For each filter, you must define a condition that must be met to produce the results you want. This is what’s known as a filter condition. Depending on your needs, you can have one or more filter conditions. For example, if you want to search for all red cars, you would need one filter condition. If you wanted to search for all red Honda cars sold by a specific salesmen, you would need to include three filter conditions: one for color, one for make, and one for salesman.

The filter condition consists of the following parts:

  • Data Item  This is the fundamental part of the filter condition, the subject of the filter comparison. The data item you choose will affect the other parts of the filter condition. Some examples are Car Make, Car Model, Car Color, etc.
  • Is (Not)  This is an operator (either Is or Is Not) which determines whether the filter condition is true or not
  • Relationship  This describes how a data item compares to the value you specify in this filter condition by using comparison operators, such as Like, Equal To, or In the List.
  • Value  The value is what the data item will be compared against. For example, the data item Car Make could be compared against the value Honda.
  • At Runtime  (Optional) Determines whether a user supplies filter condition values when the Request is run.
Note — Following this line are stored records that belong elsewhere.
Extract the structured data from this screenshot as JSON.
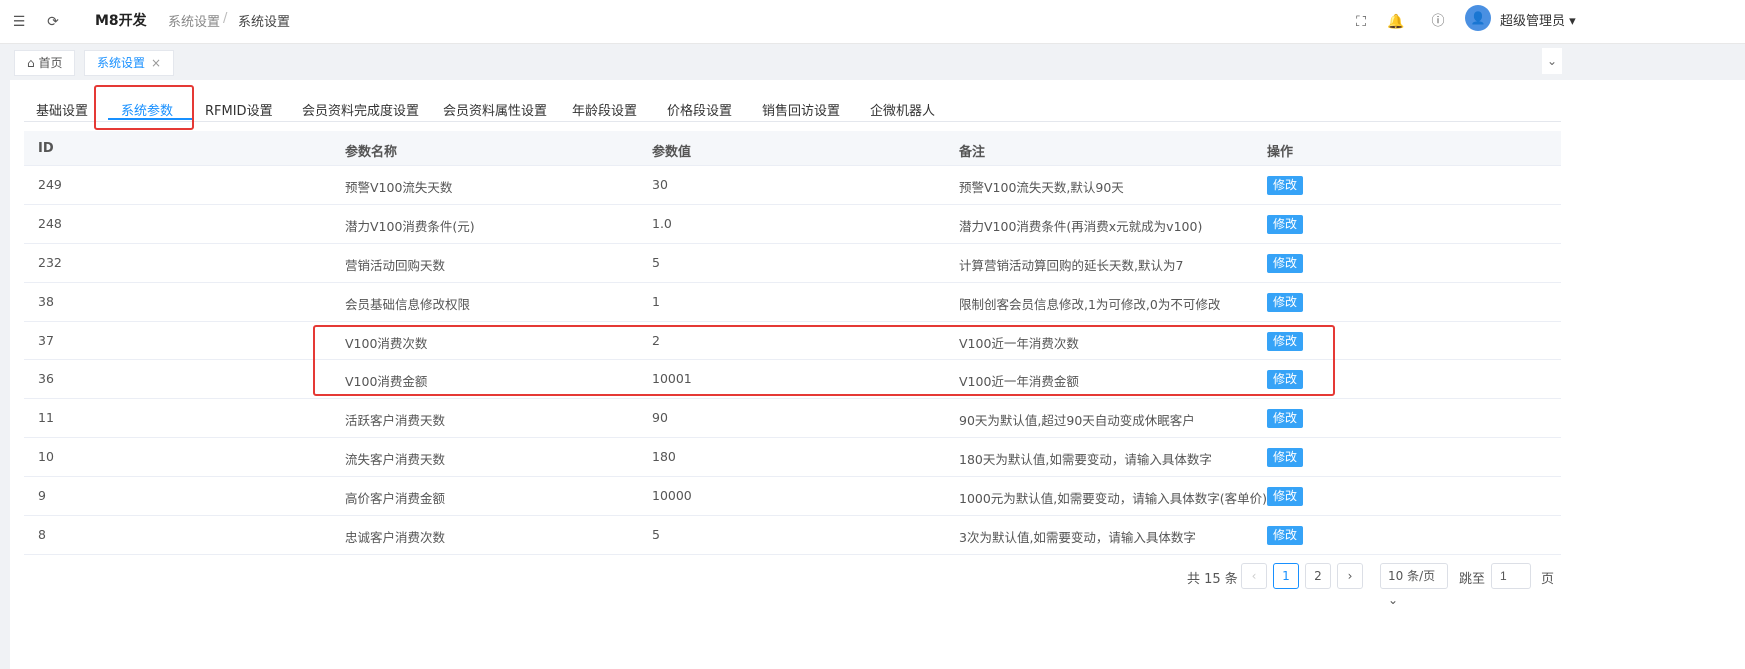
{
  "header": {
    "app_title": "M8开发",
    "breadcrumb": [
      "系统设置",
      "系统设置"
    ],
    "breadcrumb_sep": "/",
    "user_name": "超级管理员"
  },
  "tabs": [
    {
      "label": "首页",
      "icon": "home-icon"
    },
    {
      "label": "系统设置",
      "close": "×"
    }
  ],
  "subtabs": [
    "基础设置",
    "系统参数",
    "RFMID设置",
    "会员资料完成度设置",
    "会员资料属性设置",
    "年龄段设置",
    "价格段设置",
    "销售回访设置",
    "企微机器人"
  ],
  "active_subtab": "系统参数",
  "table": {
    "headers": [
      "ID",
      "参数名称",
      "参数值",
      "备注",
      "操作"
    ],
    "edit_label": "修改",
    "rows": [
      {
        "id": "249",
        "name": "预警V100流失天数",
        "value": "30",
        "note": "预警V100流失天数,默认90天"
      },
      {
        "id": "248",
        "name": "潜力V100消费条件(元)",
        "value": "1.0",
        "note": "潜力V100消费条件(再消费x元就成为v100)"
      },
      {
        "id": "232",
        "name": "营销活动回购天数",
        "value": "5",
        "note": "计算营销活动算回购的延长天数,默认为7"
      },
      {
        "id": "38",
        "name": "会员基础信息修改权限",
        "value": "1",
        "note": "限制创客会员信息修改,1为可修改,0为不可修改"
      },
      {
        "id": "37",
        "name": "V100消费次数",
        "value": "2",
        "note": "V100近一年消费次数"
      },
      {
        "id": "36",
        "name": "V100消费金额",
        "value": "10001",
        "note": "V100近一年消费金额"
      },
      {
        "id": "11",
        "name": "活跃客户消费天数",
        "value": "90",
        "note": "90天为默认值,超过90天自动变成休眠客户"
      },
      {
        "id": "10",
        "name": "流失客户消费天数",
        "value": "180",
        "note": "180天为默认值,如需要变动，请输入具体数字"
      },
      {
        "id": "9",
        "name": "高价客户消费金额",
        "value": "10000",
        "note": "1000元为默认值,如需要变动，请输入具体数字(客单价)"
      },
      {
        "id": "8",
        "name": "忠诚客户消费次数",
        "value": "5",
        "note": "3次为默认值,如需要变动，请输入具体数字"
      }
    ]
  },
  "pagination": {
    "total": "共 15 条",
    "prev": "‹",
    "pages": [
      "1",
      "2"
    ],
    "current_page": "1",
    "next": "›",
    "page_size": "10 条/页",
    "jump_label": "跳至",
    "jump_value": "1",
    "page_suffix": "页"
  }
}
For example, you may want to give the user the flexibility of entering a specific value such as red or blue instead of limiting the filter condition to one particular color.

Note: You can set it up so that the user will be asked to complete certain filter conditions at runtime. For more information on this option, see Supplying Filter Condition Values at Runtime.